When a Florida couple is planning a wedding, it can be difficult to think about anything beyond the wedding day itself. The excitement over wedding plans and starting life together can sometimes prevent a couple from thinking about the future and protecting long-term financial interests.
One of the most common ways for a couple to protect their individual interests before they even tie the knot is to draft a prenuptial agreement. This is not planning on the marriage to fail, but is simply a way to have security for the future. If you decide that this is the right option for you, make sure your prenuptial agreement is strong enough to withstand any scrutiny or disputes in the future.
What should be in your prenuptial agreement?
The intent of a prenuptial agreement is to eliminate legal disputes over certain property and assets in case of a divorce. This can allow one party to secure protections over a certain asset or outline how they wish property division to work during a divorce. Your prenuptial agreement may determine issues such as division of marital debts, division of community property and more.
Making sure you have a strong prenuptial agreement
There are few missteps and mistakes you would be prudent to avoid as you consider the terms of your prenuptial agreement. When there are problems, discrepancies or legal issues found with the prenuptial agreement, it can result in its partial or complete invalidation. Some factors that could compromise the validity of your prenuptial agreement include:
- The prenuptial agreement is not in writing.
- Both parties were not aware of all of the terms before signing.
- One party claims he or she experienced pressure to sign it.
- There was no time for consideration.
- The provisions in the agreement are illegal or invalid.
- Both parties did not have independent counsel to review the agreement before signing.
It’s crucial to ensure that the terms of your agreement are appropriate and that no mistakes happened in its drafting or signing. If a dispute arises during a divorce, your care and vigilance could make all the difference.
Drafting a prenuptial agreement is not something only reserved for the very wealthy or those with significantly valuable assets.
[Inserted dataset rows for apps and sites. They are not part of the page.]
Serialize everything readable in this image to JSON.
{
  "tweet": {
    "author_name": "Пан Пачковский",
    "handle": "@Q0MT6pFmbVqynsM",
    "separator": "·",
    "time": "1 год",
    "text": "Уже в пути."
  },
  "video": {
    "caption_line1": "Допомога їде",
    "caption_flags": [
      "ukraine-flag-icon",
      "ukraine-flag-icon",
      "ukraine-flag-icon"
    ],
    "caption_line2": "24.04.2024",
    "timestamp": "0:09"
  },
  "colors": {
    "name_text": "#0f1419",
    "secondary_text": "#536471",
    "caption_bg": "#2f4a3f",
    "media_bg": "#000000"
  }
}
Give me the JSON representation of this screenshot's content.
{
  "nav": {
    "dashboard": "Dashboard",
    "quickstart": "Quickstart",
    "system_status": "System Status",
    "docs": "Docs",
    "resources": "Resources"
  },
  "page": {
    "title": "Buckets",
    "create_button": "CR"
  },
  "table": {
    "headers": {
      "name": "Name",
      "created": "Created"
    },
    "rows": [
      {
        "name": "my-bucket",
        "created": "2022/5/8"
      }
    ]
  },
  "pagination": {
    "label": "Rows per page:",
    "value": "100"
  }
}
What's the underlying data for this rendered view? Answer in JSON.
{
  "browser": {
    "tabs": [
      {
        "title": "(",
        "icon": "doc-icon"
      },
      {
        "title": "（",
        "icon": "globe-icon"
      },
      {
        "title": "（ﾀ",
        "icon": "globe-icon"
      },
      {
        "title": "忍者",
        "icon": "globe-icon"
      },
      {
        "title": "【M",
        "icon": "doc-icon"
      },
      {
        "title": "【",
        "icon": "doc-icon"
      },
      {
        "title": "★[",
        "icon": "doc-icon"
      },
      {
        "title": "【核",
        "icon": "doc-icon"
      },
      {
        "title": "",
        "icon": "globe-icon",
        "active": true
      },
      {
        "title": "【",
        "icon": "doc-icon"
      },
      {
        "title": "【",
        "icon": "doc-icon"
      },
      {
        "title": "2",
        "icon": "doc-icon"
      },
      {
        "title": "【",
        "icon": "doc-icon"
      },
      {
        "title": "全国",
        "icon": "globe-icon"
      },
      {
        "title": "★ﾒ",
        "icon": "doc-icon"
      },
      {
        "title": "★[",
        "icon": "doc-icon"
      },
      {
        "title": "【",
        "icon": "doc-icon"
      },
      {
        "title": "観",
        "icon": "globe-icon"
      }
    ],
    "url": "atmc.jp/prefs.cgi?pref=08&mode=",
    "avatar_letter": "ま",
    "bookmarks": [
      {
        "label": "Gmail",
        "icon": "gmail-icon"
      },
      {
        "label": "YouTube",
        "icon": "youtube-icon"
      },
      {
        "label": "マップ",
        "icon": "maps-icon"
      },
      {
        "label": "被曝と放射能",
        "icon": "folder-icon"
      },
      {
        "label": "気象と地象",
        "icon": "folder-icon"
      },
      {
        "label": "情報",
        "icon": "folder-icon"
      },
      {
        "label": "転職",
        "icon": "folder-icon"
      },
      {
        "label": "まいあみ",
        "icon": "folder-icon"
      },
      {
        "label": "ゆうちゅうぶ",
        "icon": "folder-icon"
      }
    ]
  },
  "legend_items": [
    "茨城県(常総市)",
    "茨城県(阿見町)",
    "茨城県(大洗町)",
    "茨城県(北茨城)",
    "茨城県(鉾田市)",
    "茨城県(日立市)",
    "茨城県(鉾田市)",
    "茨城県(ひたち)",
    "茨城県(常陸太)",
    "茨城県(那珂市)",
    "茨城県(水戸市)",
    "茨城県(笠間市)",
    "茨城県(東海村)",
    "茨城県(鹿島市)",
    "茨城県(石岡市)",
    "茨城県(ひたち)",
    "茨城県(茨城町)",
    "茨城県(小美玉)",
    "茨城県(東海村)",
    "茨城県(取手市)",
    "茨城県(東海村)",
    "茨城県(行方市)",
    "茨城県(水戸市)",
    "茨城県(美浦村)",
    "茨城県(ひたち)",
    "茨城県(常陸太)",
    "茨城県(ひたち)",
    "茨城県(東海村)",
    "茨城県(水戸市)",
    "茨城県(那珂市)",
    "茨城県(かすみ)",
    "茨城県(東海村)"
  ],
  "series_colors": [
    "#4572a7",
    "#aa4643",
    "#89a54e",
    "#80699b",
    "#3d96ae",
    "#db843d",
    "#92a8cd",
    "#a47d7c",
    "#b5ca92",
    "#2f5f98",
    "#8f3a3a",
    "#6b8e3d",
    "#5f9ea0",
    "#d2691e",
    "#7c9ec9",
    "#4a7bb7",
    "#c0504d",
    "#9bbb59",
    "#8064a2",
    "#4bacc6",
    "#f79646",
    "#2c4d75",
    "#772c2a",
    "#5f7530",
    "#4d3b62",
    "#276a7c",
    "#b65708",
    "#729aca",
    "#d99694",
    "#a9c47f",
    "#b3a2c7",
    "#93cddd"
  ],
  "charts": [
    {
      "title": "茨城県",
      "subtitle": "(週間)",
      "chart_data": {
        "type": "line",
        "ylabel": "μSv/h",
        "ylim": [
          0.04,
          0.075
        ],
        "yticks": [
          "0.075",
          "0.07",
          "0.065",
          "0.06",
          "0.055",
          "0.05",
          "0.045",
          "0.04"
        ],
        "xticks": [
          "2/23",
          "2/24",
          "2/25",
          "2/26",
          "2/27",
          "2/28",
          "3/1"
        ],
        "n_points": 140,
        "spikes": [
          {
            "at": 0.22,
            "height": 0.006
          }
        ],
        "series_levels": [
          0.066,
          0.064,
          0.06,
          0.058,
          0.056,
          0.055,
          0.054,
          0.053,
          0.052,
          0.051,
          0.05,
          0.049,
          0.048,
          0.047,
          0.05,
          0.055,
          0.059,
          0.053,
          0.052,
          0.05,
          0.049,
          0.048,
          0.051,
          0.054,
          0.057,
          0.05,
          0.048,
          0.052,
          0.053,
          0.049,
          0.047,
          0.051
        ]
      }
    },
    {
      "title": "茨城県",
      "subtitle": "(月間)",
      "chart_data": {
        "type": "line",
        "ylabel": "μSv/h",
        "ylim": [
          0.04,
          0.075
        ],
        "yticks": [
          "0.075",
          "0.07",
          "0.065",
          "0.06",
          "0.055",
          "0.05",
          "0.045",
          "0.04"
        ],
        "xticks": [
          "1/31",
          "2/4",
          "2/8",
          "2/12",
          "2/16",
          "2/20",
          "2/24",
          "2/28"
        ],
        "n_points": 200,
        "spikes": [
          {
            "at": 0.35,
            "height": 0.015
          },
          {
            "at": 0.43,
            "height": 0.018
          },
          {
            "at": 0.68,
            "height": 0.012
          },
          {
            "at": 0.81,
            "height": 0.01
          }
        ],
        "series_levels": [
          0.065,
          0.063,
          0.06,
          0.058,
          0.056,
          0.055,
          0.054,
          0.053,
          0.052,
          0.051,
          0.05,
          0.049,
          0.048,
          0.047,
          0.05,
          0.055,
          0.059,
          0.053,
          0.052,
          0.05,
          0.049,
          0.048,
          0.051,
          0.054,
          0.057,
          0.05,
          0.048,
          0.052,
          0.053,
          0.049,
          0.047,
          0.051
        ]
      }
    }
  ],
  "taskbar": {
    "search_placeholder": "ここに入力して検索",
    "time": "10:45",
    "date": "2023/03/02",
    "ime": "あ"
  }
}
This is a step for all individuals who wish to be proactive in protecting their assets and simplifying a potential future divorce.